*Exercise goal*: Give the data again in full, without pictures.

(Data about app and page elements)
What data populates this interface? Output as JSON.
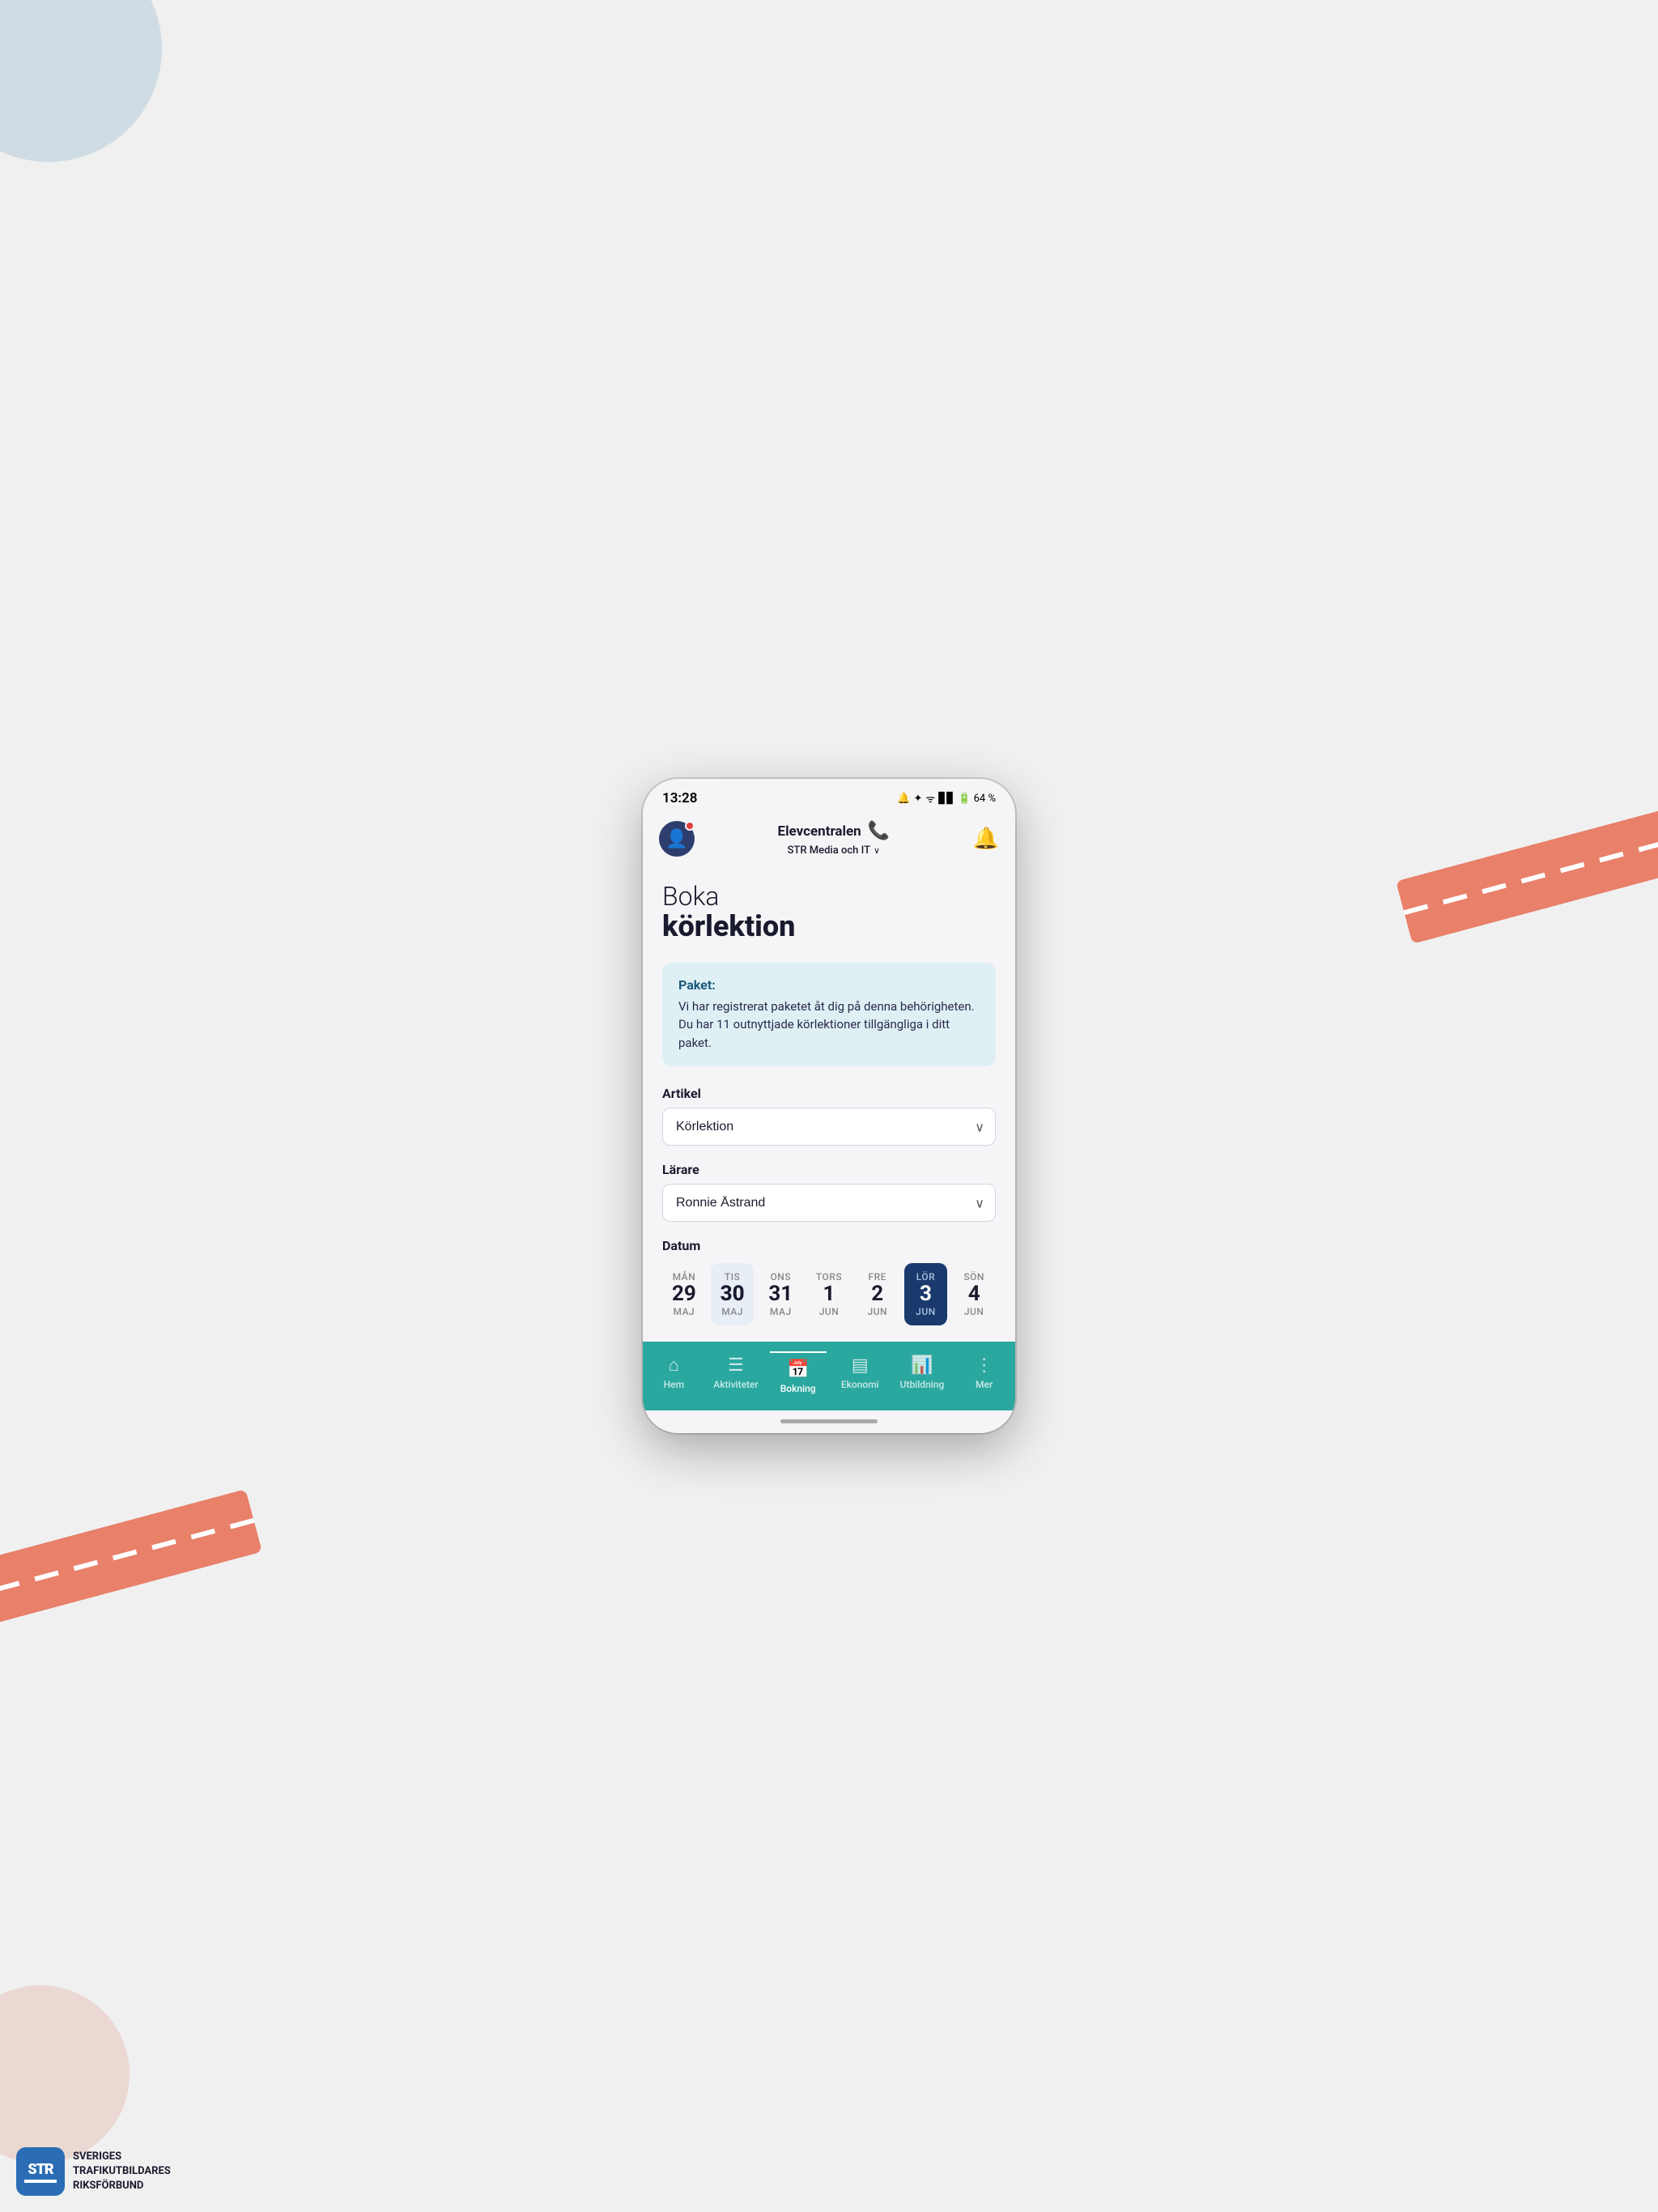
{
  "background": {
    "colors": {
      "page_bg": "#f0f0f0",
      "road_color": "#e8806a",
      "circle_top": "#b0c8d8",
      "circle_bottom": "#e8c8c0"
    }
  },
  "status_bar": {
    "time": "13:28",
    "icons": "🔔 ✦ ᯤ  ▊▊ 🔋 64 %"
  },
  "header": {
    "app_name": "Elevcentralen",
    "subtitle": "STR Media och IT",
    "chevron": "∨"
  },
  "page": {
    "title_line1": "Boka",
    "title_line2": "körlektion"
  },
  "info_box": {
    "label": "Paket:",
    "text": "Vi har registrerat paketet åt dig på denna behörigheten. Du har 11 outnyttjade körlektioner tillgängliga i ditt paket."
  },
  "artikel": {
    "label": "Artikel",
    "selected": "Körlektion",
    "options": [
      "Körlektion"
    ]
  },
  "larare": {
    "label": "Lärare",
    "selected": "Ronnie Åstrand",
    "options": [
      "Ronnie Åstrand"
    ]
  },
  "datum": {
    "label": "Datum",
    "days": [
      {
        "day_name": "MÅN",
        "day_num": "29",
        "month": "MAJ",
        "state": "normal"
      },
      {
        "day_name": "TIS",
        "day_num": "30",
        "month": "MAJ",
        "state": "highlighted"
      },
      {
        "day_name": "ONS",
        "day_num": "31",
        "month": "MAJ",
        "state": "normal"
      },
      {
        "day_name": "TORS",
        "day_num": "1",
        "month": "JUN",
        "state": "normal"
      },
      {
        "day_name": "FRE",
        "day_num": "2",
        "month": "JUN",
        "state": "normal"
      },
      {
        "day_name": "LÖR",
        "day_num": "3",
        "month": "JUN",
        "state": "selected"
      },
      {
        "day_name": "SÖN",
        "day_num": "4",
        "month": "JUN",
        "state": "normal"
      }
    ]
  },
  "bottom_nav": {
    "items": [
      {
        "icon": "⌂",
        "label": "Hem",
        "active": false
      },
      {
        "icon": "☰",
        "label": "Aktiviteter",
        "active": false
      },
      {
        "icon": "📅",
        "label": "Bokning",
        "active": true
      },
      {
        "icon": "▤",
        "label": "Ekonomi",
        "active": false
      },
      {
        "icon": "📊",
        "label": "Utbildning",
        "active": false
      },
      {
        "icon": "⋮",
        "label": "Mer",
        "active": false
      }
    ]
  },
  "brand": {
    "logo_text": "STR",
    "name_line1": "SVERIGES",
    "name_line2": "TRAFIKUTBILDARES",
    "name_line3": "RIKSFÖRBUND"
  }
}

*Output below*:
What data populates this interface? Output as JSON.
{
  "background": {
    "colors": {
      "page_bg": "#f0f0f0",
      "road_color": "#e8806a",
      "circle_top": "#b0c8d8",
      "circle_bottom": "#e8c8c0"
    }
  },
  "status_bar": {
    "time": "13:28",
    "icons": "🔔 ✦ ᯤ  ▊▊ 🔋 64 %"
  },
  "header": {
    "app_name": "Elevcentralen",
    "subtitle": "STR Media och IT",
    "chevron": "∨"
  },
  "page": {
    "title_line1": "Boka",
    "title_line2": "körlektion"
  },
  "info_box": {
    "label": "Paket:",
    "text": "Vi har registrerat paketet åt dig på denna behörigheten. Du har 11 outnyttjade körlektioner tillgängliga i ditt paket."
  },
  "artikel": {
    "label": "Artikel",
    "selected": "Körlektion",
    "options": [
      "Körlektion"
    ]
  },
  "larare": {
    "label": "Lärare",
    "selected": "Ronnie Åstrand",
    "options": [
      "Ronnie Åstrand"
    ]
  },
  "datum": {
    "label": "Datum",
    "days": [
      {
        "day_name": "MÅN",
        "day_num": "29",
        "month": "MAJ",
        "state": "normal"
      },
      {
        "day_name": "TIS",
        "day_num": "30",
        "month": "MAJ",
        "state": "highlighted"
      },
      {
        "day_name": "ONS",
        "day_num": "31",
        "month": "MAJ",
        "state": "normal"
      },
      {
        "day_name": "TORS",
        "day_num": "1",
        "month": "JUN",
        "state": "normal"
      },
      {
        "day_name": "FRE",
        "day_num": "2",
        "month": "JUN",
        "state": "normal"
      },
      {
        "day_name": "LÖR",
        "day_num": "3",
        "month": "JUN",
        "state": "selected"
      },
      {
        "day_name": "SÖN",
        "day_num": "4",
        "month": "JUN",
        "state": "normal"
      }
    ]
  },
  "bottom_nav": {
    "items": [
      {
        "icon": "⌂",
        "label": "Hem",
        "active": false
      },
      {
        "icon": "☰",
        "label": "Aktiviteter",
        "active": false
      },
      {
        "icon": "📅",
        "label": "Bokning",
        "active": true
      },
      {
        "icon": "▤",
        "label": "Ekonomi",
        "active": false
      },
      {
        "icon": "📊",
        "label": "Utbildning",
        "active": false
      },
      {
        "icon": "⋮",
        "label": "Mer",
        "active": false
      }
    ]
  },
  "brand": {
    "logo_text": "STR",
    "name_line1": "SVERIGES",
    "name_line2": "TRAFIKUTBILDARES",
    "name_line3": "RIKSFÖRBUND"
  }
}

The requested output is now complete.